Another "Friends"-themed Lego set launched in conjunction with HBO Max's "Friends" reunion special. This latest set is modeled after the apartments, featuring Monica and Rachel's place, the hallway, and Joey and Chandler's place. Just like the Central Perk set, there are some pretty amazing details — such as the gang's giant poking device used to wake up Ugly Naked Guy, Phoebe's "art" Gladys, Monica's Thanksgiving head turkey, the chick and the duck, Joey and Chandler's canoe, and even a Janice.

There are Central Perks around the world

Because "Friends" was so popular, Central Perk became an inspiration for quirky little coffee houses everywhere. Not only did the fictional coffee shop result in numerous real-world coffee houses of the '90s trying to emulate its style and vibe, but it also inspired international knockoffs all around the world. 

In 2006, an Iranian businessman named Mojtaba Asadian started a Central Perk franchise. "I am a big fan of ["Friends"] and have registered the trademark in 32 countries.
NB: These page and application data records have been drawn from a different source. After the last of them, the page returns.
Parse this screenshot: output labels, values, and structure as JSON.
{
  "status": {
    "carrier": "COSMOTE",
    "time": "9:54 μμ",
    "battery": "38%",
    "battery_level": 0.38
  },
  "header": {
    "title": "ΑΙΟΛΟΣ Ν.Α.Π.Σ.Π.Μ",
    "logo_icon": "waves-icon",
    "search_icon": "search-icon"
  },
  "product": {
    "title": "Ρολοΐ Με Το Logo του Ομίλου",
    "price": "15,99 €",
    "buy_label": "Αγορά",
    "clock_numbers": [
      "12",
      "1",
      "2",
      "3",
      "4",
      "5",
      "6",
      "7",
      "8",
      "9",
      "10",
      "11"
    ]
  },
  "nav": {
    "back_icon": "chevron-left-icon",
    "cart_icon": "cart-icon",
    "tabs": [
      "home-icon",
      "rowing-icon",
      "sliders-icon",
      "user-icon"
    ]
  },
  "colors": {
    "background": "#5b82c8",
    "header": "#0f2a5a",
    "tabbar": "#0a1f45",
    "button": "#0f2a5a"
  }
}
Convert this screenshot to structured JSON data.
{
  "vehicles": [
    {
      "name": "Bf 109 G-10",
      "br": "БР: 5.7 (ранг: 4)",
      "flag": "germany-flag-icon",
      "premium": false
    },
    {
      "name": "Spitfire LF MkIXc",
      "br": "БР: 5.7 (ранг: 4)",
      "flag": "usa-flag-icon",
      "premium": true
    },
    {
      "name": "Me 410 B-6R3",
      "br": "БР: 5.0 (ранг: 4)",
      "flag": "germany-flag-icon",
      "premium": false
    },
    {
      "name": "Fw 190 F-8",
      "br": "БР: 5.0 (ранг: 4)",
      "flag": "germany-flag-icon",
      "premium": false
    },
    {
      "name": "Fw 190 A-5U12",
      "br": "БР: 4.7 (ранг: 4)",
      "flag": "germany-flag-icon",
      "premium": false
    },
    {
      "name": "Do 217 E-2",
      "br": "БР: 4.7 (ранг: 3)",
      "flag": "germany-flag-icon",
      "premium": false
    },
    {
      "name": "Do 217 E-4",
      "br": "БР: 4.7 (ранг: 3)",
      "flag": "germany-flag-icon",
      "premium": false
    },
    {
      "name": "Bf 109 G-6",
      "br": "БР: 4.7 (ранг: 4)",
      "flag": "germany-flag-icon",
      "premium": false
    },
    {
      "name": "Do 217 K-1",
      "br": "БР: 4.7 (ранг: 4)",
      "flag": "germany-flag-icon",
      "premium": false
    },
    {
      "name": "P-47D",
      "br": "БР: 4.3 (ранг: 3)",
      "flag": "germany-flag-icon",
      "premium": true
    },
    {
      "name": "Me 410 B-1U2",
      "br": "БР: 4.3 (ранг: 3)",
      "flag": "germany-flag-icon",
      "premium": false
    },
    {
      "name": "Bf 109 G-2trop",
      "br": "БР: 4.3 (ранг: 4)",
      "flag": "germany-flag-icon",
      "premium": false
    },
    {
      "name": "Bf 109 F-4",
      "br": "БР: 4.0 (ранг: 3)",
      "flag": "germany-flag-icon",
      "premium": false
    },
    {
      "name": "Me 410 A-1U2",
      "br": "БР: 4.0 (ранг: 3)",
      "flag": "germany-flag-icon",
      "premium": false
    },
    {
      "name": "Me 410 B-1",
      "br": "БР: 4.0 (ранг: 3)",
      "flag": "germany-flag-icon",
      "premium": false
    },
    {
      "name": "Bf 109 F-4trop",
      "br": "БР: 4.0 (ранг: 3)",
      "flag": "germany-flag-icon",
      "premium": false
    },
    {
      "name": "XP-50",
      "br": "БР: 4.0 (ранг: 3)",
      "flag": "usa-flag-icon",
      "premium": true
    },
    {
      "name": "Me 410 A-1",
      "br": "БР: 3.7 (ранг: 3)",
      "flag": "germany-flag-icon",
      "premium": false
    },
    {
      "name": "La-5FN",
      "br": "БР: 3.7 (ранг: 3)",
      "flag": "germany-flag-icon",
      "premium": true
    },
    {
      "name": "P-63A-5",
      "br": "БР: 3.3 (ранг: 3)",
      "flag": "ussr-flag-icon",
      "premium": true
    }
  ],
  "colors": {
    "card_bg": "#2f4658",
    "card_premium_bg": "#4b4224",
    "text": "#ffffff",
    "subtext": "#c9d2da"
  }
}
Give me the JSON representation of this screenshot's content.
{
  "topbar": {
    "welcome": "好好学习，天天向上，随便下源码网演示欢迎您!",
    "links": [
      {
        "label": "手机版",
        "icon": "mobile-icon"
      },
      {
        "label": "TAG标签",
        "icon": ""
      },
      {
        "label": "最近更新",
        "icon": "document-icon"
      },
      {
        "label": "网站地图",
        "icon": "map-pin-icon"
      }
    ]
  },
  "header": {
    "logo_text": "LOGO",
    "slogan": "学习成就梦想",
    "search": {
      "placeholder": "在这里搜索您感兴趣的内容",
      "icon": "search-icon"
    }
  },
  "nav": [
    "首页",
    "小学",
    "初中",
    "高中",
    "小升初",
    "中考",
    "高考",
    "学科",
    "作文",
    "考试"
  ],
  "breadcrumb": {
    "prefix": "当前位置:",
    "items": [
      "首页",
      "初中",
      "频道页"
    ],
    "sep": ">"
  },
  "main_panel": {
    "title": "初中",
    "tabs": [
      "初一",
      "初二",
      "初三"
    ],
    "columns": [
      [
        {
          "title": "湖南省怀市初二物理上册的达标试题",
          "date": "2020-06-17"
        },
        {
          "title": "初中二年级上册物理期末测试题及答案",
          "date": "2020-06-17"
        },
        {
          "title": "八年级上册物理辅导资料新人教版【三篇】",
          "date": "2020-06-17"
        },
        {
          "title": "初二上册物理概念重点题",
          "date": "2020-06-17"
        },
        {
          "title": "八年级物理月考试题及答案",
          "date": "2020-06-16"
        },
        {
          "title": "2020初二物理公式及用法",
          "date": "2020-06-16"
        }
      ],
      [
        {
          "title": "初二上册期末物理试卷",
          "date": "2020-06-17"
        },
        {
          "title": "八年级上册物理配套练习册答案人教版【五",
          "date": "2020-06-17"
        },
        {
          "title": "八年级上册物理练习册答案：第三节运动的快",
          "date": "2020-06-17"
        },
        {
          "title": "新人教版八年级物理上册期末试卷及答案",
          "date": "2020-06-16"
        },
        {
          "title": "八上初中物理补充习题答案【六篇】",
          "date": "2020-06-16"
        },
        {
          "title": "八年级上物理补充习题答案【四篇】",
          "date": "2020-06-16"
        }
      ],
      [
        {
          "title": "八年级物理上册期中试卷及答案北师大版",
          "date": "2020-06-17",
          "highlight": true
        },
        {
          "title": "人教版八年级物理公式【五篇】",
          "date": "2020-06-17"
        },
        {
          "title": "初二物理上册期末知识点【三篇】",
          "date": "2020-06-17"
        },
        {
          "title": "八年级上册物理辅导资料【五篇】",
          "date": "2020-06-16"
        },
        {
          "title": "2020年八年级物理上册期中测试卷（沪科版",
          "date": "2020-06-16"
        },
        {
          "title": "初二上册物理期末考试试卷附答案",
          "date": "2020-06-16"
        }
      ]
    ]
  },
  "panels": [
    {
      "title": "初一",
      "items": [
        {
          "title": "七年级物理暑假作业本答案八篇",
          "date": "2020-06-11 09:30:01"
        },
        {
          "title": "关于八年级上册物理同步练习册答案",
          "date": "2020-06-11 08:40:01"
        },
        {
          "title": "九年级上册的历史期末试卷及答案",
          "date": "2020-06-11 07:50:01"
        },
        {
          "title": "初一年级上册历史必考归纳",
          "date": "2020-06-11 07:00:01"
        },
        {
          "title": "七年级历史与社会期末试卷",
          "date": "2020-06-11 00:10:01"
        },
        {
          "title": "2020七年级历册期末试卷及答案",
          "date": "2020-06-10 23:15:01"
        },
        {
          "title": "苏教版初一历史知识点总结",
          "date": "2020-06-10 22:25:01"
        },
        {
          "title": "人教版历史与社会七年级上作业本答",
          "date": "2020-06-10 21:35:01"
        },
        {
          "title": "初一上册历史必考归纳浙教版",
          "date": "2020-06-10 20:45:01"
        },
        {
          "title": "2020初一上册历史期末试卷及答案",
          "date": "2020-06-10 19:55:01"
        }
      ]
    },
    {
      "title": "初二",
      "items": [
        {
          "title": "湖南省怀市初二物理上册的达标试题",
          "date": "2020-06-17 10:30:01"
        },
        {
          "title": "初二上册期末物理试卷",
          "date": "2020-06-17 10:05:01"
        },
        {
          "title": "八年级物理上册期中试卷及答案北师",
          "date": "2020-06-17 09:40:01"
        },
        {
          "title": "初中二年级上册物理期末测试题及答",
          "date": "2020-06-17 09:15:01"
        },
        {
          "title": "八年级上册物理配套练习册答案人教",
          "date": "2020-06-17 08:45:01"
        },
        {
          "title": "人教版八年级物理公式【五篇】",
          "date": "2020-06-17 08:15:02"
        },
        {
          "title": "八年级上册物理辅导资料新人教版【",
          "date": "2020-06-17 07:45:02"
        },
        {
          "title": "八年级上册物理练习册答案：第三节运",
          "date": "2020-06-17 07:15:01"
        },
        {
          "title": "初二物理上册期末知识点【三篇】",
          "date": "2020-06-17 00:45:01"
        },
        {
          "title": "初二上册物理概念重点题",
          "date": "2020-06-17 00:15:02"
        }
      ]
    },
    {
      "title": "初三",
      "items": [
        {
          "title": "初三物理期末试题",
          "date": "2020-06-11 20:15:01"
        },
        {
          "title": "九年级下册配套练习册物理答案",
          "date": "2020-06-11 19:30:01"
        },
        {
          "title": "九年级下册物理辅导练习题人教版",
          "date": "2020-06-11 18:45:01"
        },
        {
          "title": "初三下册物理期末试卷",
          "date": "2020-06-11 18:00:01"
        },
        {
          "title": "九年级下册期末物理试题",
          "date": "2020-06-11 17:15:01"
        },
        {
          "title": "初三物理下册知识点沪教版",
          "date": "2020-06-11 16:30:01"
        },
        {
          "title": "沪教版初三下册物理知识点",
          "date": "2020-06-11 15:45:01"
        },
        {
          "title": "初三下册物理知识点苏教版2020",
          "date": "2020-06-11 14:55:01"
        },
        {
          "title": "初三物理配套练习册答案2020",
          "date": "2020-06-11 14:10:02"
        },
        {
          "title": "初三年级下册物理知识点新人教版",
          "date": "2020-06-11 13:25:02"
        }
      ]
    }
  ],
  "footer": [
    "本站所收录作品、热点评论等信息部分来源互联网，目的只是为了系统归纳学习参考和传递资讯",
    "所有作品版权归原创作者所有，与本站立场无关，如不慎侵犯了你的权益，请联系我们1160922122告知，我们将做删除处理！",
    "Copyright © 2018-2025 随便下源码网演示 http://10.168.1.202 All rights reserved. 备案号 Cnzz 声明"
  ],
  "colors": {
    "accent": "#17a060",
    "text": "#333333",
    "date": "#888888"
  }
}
Central Perk, near Spinneys Umm Suqueim, is the very first in what I hope will be a worldwide chain," Asadian told Gulf News at the opening of the Dubai location. Central Perks also opened in London, Beijing, China, Singapore, and Egypt, all with big orange couches, neon signage, brick walls, and eclectic artwork inspired by "Friends." 

For the show's 25th anniversary in 2019, a pop-up Central Perk opened up in New York City. A company called "The Friends Experience" organizes others, with locations not only in New York but also Chicago and soon Atlanta. If one ever pops up near you, be sure to stop in and say hi to your friends.